ELECTRICITY?

Theo says UNFORTUNATELY, WE ARE ON AN
ISLAND SO THERE IS A DELIVERY CHARGE.
IT'S ABOUT THREE TIMES HIGHER
DUE TO THE DELIVERY CHARGE
ALONE.

Steve says THREE TIMES HIGHER
THAN WHAT?

Theo says THAN THE TOWN 10 KILOMETRES
AWAY FROM US.

Steve says HOW DO YOU GUYS DEAL
WITH THAT?

Theo says WELL, WE HAVE TO MAKE A
CHOICE WHETHER WE'RE GOING TO
PAY OUR HYDRO BILL OR PAY FOR
FOOD, AND MORE OFTEN THAN NOT,
WE'RE CHOOSING TO FEED OUR
CHILDREN.

Steve says THAT'S PRETTY STARK,
THEO.

Theo says YES, IT IS.

Steve says WHAT DO YOU SEE THE
OPTIONS GOING FORWARD?

Theo says WELL, I SEE OPTIONS GOING
FORWARD IS HOPEFULLY WE CONTINUE
WITH THE MOMENTUM WE CURRENTLY
HAVE.
RIGHT NOW, THERE WAS 16 PROJECTS
IN ONTARIO LAST YEAR UNDER FIT
AND LRP PROGRAMS, AND 13 OF
WHICH HAD FIRST NATIONS
CONTRIBUTIONS ON SOME LEVEL, IN
PARTNERSHIPS.
SO MOVING INTO THE FUTURE, ABOUT
2 WEEKS AGO, THE PROGRAMS WERE
RELEASED TO THE PUBLIC.
LAST YEAR IT WAS 500 MEGAWATTS,
THIS YEAR IT'S 900, SO THE
OPPORTUNITY FOR PARTNERSHIPS IS
THERE AGAIN.
HOPEFULLY WE BECOME LEADERS AND
NOT JUST PARTNERS LIKE WORKING
AND BUILDING ON A LABOUR LEVEL
BUT ALSO LEADING THE WAVE.
NOW, WHEN TALKING ABOUT
LEADERSHIP, WE HAVE PEOPLE THAT
ARE BEING EDUCATED, THEY'RE
GOING TO SCHOOL, AND THEY'RE
GOING TO COME OUT AND THEY'RE
GOING TO BE A FORCE TO BE
RECKONED WITH.
ALSO, WE NEED TO ACKNOWLEDGE OUR
LEADERS THAT HAVE GROWN ON THE
LAND AND HAVE THOSE TRADITIONAL
VALUES AND BELIEFS INSTILLED
WITHIN THEM, BECAUSE RIGHT NOW
IN THIS DAY AND AGE IN THE WORLD
AND THE DIRECTION WE'RE HEADING
AS A SPECIES AND THE DIRECTION
WE'RE TAKING ALL SPECIES WITH
US, IT'S CRITICAL RIGHT NOW THAT
WE REALIZE AND WE SEE AND WE
UNDERSTAND AND WE MOVE TOWARDS
INDIGENOUS BELIEFS AND VALUES
FROM AROUND THE WORLD, WE
INCORPORATE INTO OUR ECONOMIC
MODELS, WE INCORPORATE IT INTO
OUR SOCIAL INFRASTRUCTURE.
IT'S MANDATORY THAT GOVERNMENTS
AROUND THE WORLD SEEK OUR
UNDERSTANDING AND WE CREATE THE
ENVIRONMENT WHERE WE CAN SHARE
THESE THINGS WITH EACH OTHER.
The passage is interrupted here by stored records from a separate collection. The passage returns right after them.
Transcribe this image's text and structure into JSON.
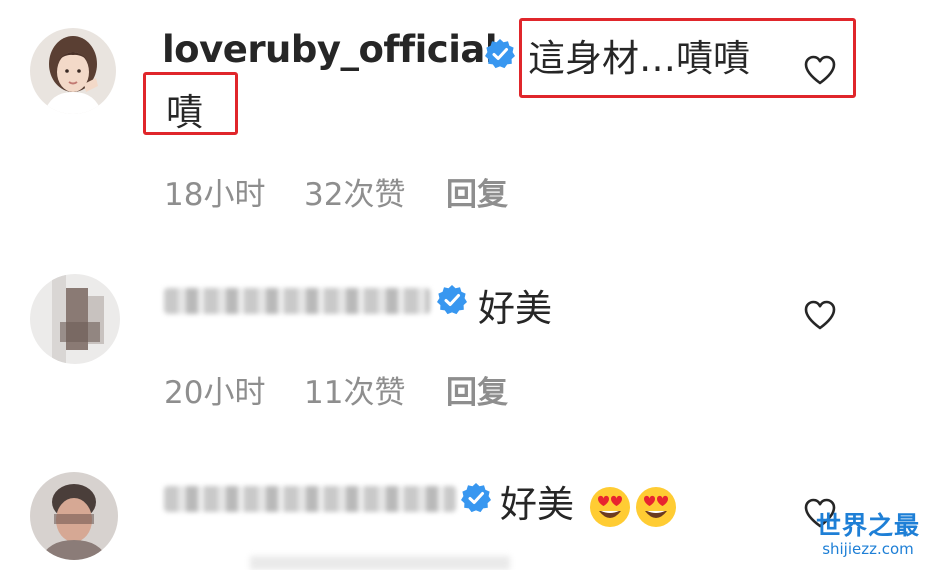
{
  "comments": [
    {
      "username": "loveruby_official",
      "verified": true,
      "text_line1": "這身材…嘖嘖",
      "text_line2": "嘖",
      "time": "18小时",
      "likes": "32次赞",
      "reply": "回复"
    },
    {
      "username": "",
      "verified": true,
      "text": "好美",
      "time": "20小时",
      "likes": "11次赞",
      "reply": "回复"
    },
    {
      "username": "",
      "verified": true,
      "text": "好美",
      "emojis": [
        "heart-eyes-emoji",
        "heart-eyes-emoji"
      ]
    }
  ],
  "watermark": {
    "title": "世界之最",
    "url": "shijiezz.com"
  },
  "colors": {
    "verified_blue": "#3897f0",
    "highlight_red": "#e0262b",
    "meta_gray": "#8e8e8e",
    "watermark_blue": "#1e7fd6"
  }
}
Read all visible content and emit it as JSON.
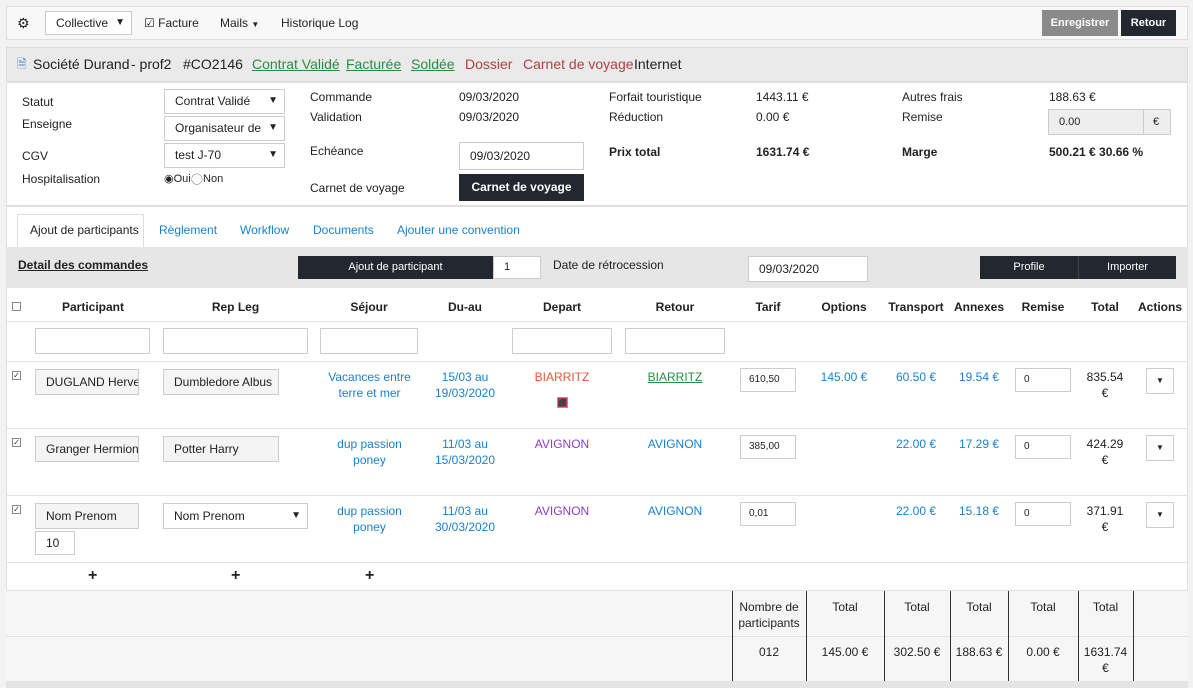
{
  "toolbar": {
    "mode_select": "Collective",
    "facture_label": "Facture",
    "mails_label": "Mails",
    "historique_label": "Historique Log",
    "save_label": "Enregistrer",
    "back_label": "Retour"
  },
  "header": {
    "company": "Société Durand",
    "prof": "- prof2",
    "code": "#CO2146",
    "status_contrat": "Contrat Validé",
    "status_facturee": "Facturée",
    "status_soldee": "Soldée",
    "status_dossier": "Dossier",
    "status_carnet": "Carnet de voyage",
    "status_internet": "Internet"
  },
  "info": {
    "statut_label": "Statut",
    "statut_value": "Contrat Validé",
    "enseigne_label": "Enseigne",
    "enseigne_value": "Organisateur de",
    "cgv_label": "CGV",
    "cgv_value": "test J-70",
    "hospitalisation_label": "Hospitalisation",
    "oui": "Oui",
    "non": "Non",
    "commande_label": "Commande",
    "commande_value": "09/03/2020",
    "validation_label": "Validation",
    "validation_value": "09/03/2020",
    "echeance_label": "Echéance",
    "echeance_value": "09/03/2020",
    "carnet_label": "Carnet de voyage",
    "carnet_button": "Carnet de voyage",
    "forfait_label": "Forfait touristique",
    "forfait_value": "1443.11 €",
    "reduction_label": "Réduction",
    "reduction_value": "0.00 €",
    "prix_total_label": "Prix total",
    "prix_total_value": "1631.74 €",
    "autres_label": "Autres frais",
    "autres_value": "188.63 €",
    "remise_label": "Remise",
    "remise_value": "0.00",
    "remise_unit": "€",
    "marge_label": "Marge",
    "marge_value": "500.21 € 30.66 %"
  },
  "tabs": [
    "Ajout de participants",
    "Règlement",
    "Workflow",
    "Documents",
    "Ajouter une convention"
  ],
  "participants_bar": {
    "detail_link": "Detail des commandes",
    "add_button": "Ajout de participant",
    "add_count": "1",
    "retro_label": "Date de rétrocession",
    "retro_value": "09/03/2020",
    "profile_button": "Profile",
    "import_button": "Importer"
  },
  "columns": [
    "Participant",
    "Rep Leg",
    "Séjour",
    "Du-au",
    "Depart",
    "Retour",
    "Tarif",
    "Options",
    "Transport",
    "Annexes",
    "Remise",
    "Total",
    "Actions"
  ],
  "rows": [
    {
      "participant": "DUGLAND Herve",
      "rep_leg": "Dumbledore Albus",
      "sejour": "Vacances entre terre et mer",
      "du_au": "15/03 au 19/03/2020",
      "depart": "BIARRITZ",
      "retour": "BIARRITZ",
      "tarif": "610,50",
      "options": "145.00 €",
      "transport": "60.50 €",
      "annexes": "19.54 €",
      "remise": "0",
      "total": "835.54 €"
    },
    {
      "participant": "Granger Hermione",
      "rep_leg": "Potter Harry",
      "sejour": "dup passion poney",
      "du_au": "11/03 au 15/03/2020",
      "depart": "AVIGNON",
      "retour": "AVIGNON",
      "tarif": "385,00",
      "options": "",
      "transport": "22.00 €",
      "annexes": "17.29 €",
      "remise": "0",
      "total": "424.29 €"
    },
    {
      "participant": "Nom Prenom",
      "rep_leg": "Nom Prenom",
      "sejour": "dup passion poney",
      "du_au": "11/03 au 30/03/2020",
      "depart": "AVIGNON",
      "retour": "AVIGNON",
      "tarif": "0,01",
      "options": "",
      "transport": "22.00 €",
      "annexes": "15.18 €",
      "remise": "0",
      "total": "371.91 €",
      "extra": "10"
    }
  ],
  "summary": {
    "headers": [
      "Nombre de participants",
      "Total",
      "Total",
      "Total",
      "Total",
      "Total"
    ],
    "values": [
      "012",
      "145.00 €",
      "302.50 €",
      "188.63 €",
      "0.00 €",
      "1631.74 €"
    ]
  },
  "colors": {
    "dark_button": "#23272f",
    "link_blue": "#1a80d0",
    "green": "#2e8b3d",
    "red": "#b14040",
    "purple": "#8e3dbf",
    "orange": "#e05a3a"
  }
}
Steve says THEO, WE THANK YOU
FOR SHARING YOUR VIEWS WITH US
HERE TODAY IN WATERLOO, ONTARIO.
THANK YOU SO MUCH.
THEO BLACKBIRD-JOHN.

[APPLAUSE]

The caption changes to "TVO.org/current-affairs"

Watch: The Agenda at WGSI: Life Off the Power Grid